A paper-based 15-item questionnaire was developed by IBD experts and sent to 2,100 members of the Swiss Association of IBD patients in September, 2014. In addition to patient baseline characteristics, the patients were asked about their experience in regards to developing a therapeutic concept together with their treating gastroenterologist.

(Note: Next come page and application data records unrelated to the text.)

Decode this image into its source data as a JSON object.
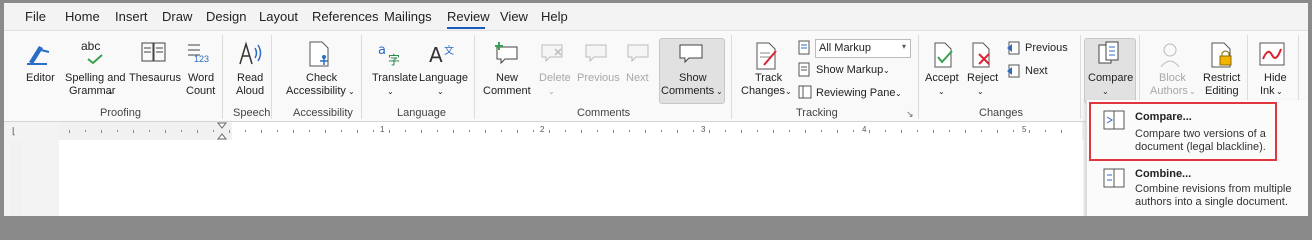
{
  "tabs": [
    "File",
    "Home",
    "Insert",
    "Draw",
    "Design",
    "Layout",
    "References",
    "Mailings",
    "Review",
    "View",
    "Help"
  ],
  "active_tab": "Review",
  "proofing": {
    "editor": "Editor",
    "spelling_line1": "Spelling and",
    "spelling_line2": "Grammar",
    "thesaurus": "Thesaurus",
    "word_count_line1": "Word",
    "word_count_line2": "Count",
    "group": "Proofing",
    "abc": "abc",
    "num123": "123"
  },
  "speech": {
    "read_line1": "Read",
    "read_line2": "Aloud",
    "group": "Speech"
  },
  "accessibility": {
    "check_line1": "Check",
    "check_line2": "Accessibility",
    "group": "Accessibility"
  },
  "language": {
    "translate": "Translate",
    "language": "Language",
    "group": "Language"
  },
  "comments": {
    "new_line1": "New",
    "new_line2": "Comment",
    "delete": "Delete",
    "previous": "Previous",
    "next": "Next",
    "show_line1": "Show",
    "show_line2": "Comments",
    "group": "Comments"
  },
  "tracking": {
    "track_line1": "Track",
    "track_line2": "Changes",
    "markup_select": "All Markup",
    "show_markup": "Show Markup",
    "reviewing_pane": "Reviewing Pane",
    "group": "Tracking"
  },
  "changes": {
    "accept": "Accept",
    "reject": "Reject",
    "previous": "Previous",
    "next": "Next",
    "group": "Changes"
  },
  "compare": {
    "compare": "Compare"
  },
  "protect": {
    "block_line1": "Block",
    "block_line2": "Authors",
    "restrict_line1": "Restrict",
    "restrict_line2": "Editing"
  },
  "ink": {
    "hide_line1": "Hide",
    "hide_line2": "Ink"
  },
  "ruler_numbers": [
    "1",
    "2",
    "3",
    "4",
    "5"
  ],
  "compare_menu": {
    "compare_title": "Compare...",
    "compare_desc_line1": "Compare two versions of a",
    "compare_desc_line2": "document (legal blackline).",
    "combine_title": "Combine...",
    "combine_desc_line1": "Combine revisions from multiple",
    "combine_desc_line2": "authors into a single document."
  },
  "colors": {
    "accent": "#185abd",
    "highlight_border": "#e0373f"
  }
}
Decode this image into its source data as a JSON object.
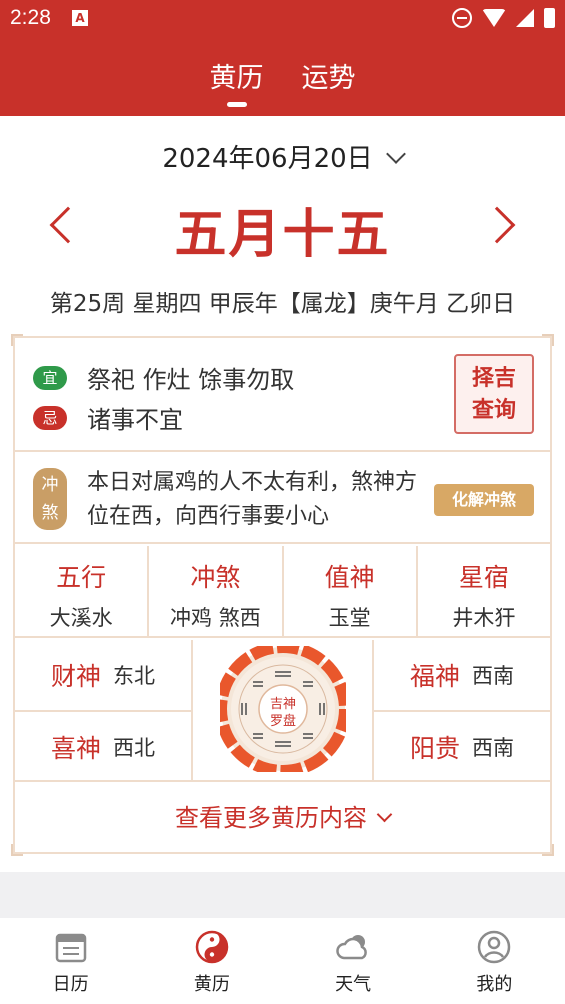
{
  "status": {
    "time": "2:28",
    "a_icon": "A"
  },
  "header": {
    "tabs": [
      {
        "label": "黄历",
        "active": true
      },
      {
        "label": "运势",
        "active": false
      }
    ]
  },
  "date": {
    "solar": "2024年06月20日",
    "lunar": "五月十五",
    "ganzhi": "第25周 星期四 甲辰年【属龙】庚午月 乙卯日"
  },
  "yiji": {
    "yi_badge": "宜",
    "yi_text": "祭祀 作灶 馀事勿取",
    "ji_badge": "忌",
    "ji_text": "诸事不宜",
    "zeji_line1": "择吉",
    "zeji_line2": "查询"
  },
  "chong": {
    "badge_line1": "冲",
    "badge_line2": "煞",
    "text": "本日对属鸡的人不太有利，煞神方位在西，向西行事要小心",
    "huajie_button": "化解冲煞"
  },
  "grid": [
    {
      "title": "五行",
      "value": "大溪水"
    },
    {
      "title": "冲煞",
      "value": "冲鸡 煞西"
    },
    {
      "title": "值神",
      "value": "玉堂"
    },
    {
      "title": "星宿",
      "value": "井木犴"
    }
  ],
  "gods": {
    "caishen": {
      "title": "财神",
      "value": "东北"
    },
    "xishen": {
      "title": "喜神",
      "value": "西北"
    },
    "fushen": {
      "title": "福神",
      "value": "西南"
    },
    "yanggui": {
      "title": "阳贵",
      "value": "西南"
    },
    "compass_center_1": "吉神",
    "compass_center_2": "罗盘"
  },
  "more_label": "查看更多黄历内容",
  "bottom_nav": [
    {
      "label": "日历",
      "icon": "calendar-icon"
    },
    {
      "label": "黄历",
      "icon": "yin-yang-icon",
      "active": true
    },
    {
      "label": "天气",
      "icon": "cloud-icon"
    },
    {
      "label": "我的",
      "icon": "user-icon"
    }
  ],
  "colors": {
    "brand": "#c8312a",
    "gold": "#d8a865",
    "yi_green": "#2f9a4a"
  }
}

A total of 824/2,100 (39.2%) adult IBD patients sent back the completed questionnaires. Of these patients, 66% were female, 57% had CD, 41% had UC, and 2% had unclassified IBD. The age distribution was as follows: 31% were aged up to 40 years, 47% were between 41-60 years, and 22% were > 60 years old. When being asked "How actively were you involved in therapy decisions?" patients chose the following options: 50% told that their gastroenterologist proposed one particular therapy regimen which they followed, 23% told that their gastroenterologists provided them with several therapeutic options of which they chose one, 8% of patients told that they read about various therapeutic options on the internet before discussing their therapy of choice with the gastroenterologist, 7% told that due to their activity in the IBD patients organization they already made their mind about a particular therapy option which they proceeded to discuss with their gastroenterologist, 7% of patients told that they decided for another therapy than the one recommended by their gastroenterologist, and 5% of patients noted that their gastroenterologist provided them with several therapy options, but they thought it is upon the gastroenterologist to select the appropriate treatment. Older patients (55 years of age and older) were more likely to choose the option that it is upon the gastroenterologist to select the appropriate treatment when compared to younger patients (< 55 years) (12.7% vs. 3.6%, p < 0.001). The shorter the disease duration, the more frequently patients followed the therapy recommendation provided by their gastroenterologist.


Younger IBD patients tend to be more actively involved in therapeutic decision making when compared to older IBD patients. The knowledge of patient-specific information seeking behaviors may help gastroenterologists to improve adherence to medical treatments in the long-term run.